We further determine that Buchhagen's argument based on the temporal proximity between her termination and her protected activity is insufficient to persuade a reasonable jury that she was fired because of her age. As this Court recently held,
While the temporal proximity between [an employee's] protective activity and the [adverse employment action] may be sufficient to make an initial prima facie showing of causation, see Jacobs v. N.C. Admin. Office of the Courts, 780 F.3d 562, 579 (4th Cir. 2015), timing alone generally cannot defeat summary judgment once an employer has offered a convincing, nonretaliatory explanation. See Pinkerton v. Colo. Dep't of Transp., 563 F.3d 1052, 1066 (10th Cir. 2009). Without more than his own assertions, [an employee] cannot meet his burden at summary judgment. See Haulbrook v. Michelin N. Am., Inc., 252 F.3d 696, 705–06 (4th Cir. 2001) (rejecting plaintiff's retaliation claim at summary judgment because no reasonable jury could find the employer's explanation pretextual).

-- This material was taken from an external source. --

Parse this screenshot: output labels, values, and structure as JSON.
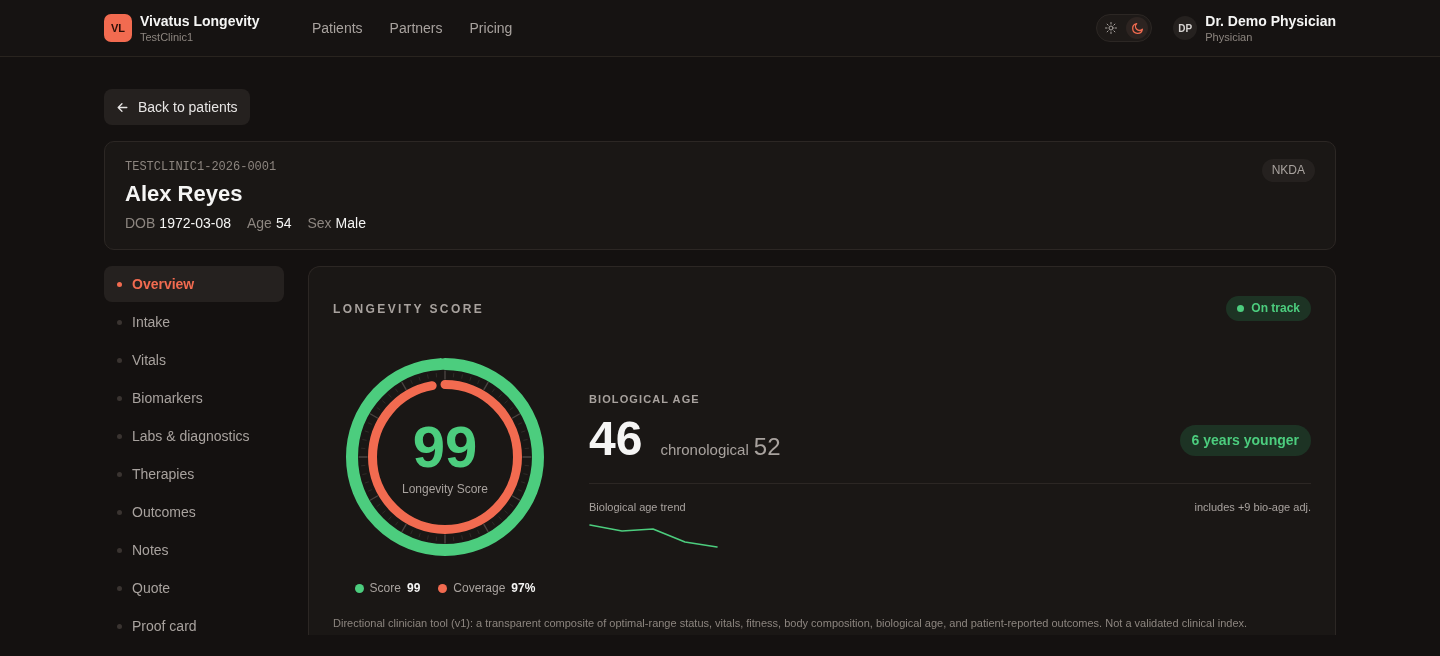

S.B., 2016 WL 1391787, at *7. The same is true here.
The district court fittingly summarized Buchhagen's claims:
[t]his case provides an unfortunate example of an employee who, though talented, came to believe she was indispensible because of her experience. In effect, plaintiff seeks to turn the ADEA on its head by arguing that her age and experience gave her the right to work on her own, unsupervised and without the backup her employer thought was essential. The ADEA is intended to prevent discrimination based on age, not to confer increased status upon those who become older.
Buchhagen, 2015 WL 727947, at *2.
For these reasons, we affirm the judgment of the district court.
1. ICF International, the parent company of ICF Z-Tech, is also named as a defendant in this case. For ease of reference, the joint defendants shall be referred to as Z-Tech throughout this opinion.
2. Buchhagen claims that Beebe told her “no one will hire you at your age” in the summer of 2009, shortly before she applied for her position at Z-Tech.
3. This opinion omits internal marks, alterations, citations, emphasis, or footnotes from quotations unless otherwise noted.
4. McDonnell Douglas Corp. v. Green, 411 U.S. 792 (1973).
5. Buchhagen argues that Beebe's comment while at Lockheed-Martin “about my age” and that ”it would be difficult ․ to get another job,” coupled with her later complaints of age discrimination are direct evidence of retaliation. Cf. J.A. 913. We do not find this to be persuasive, as it is taken out of context. Moreover, Beebe had already hired her at age sixty-four and later promoted her at age sixty-seven.
AGEE, Circuit Judge: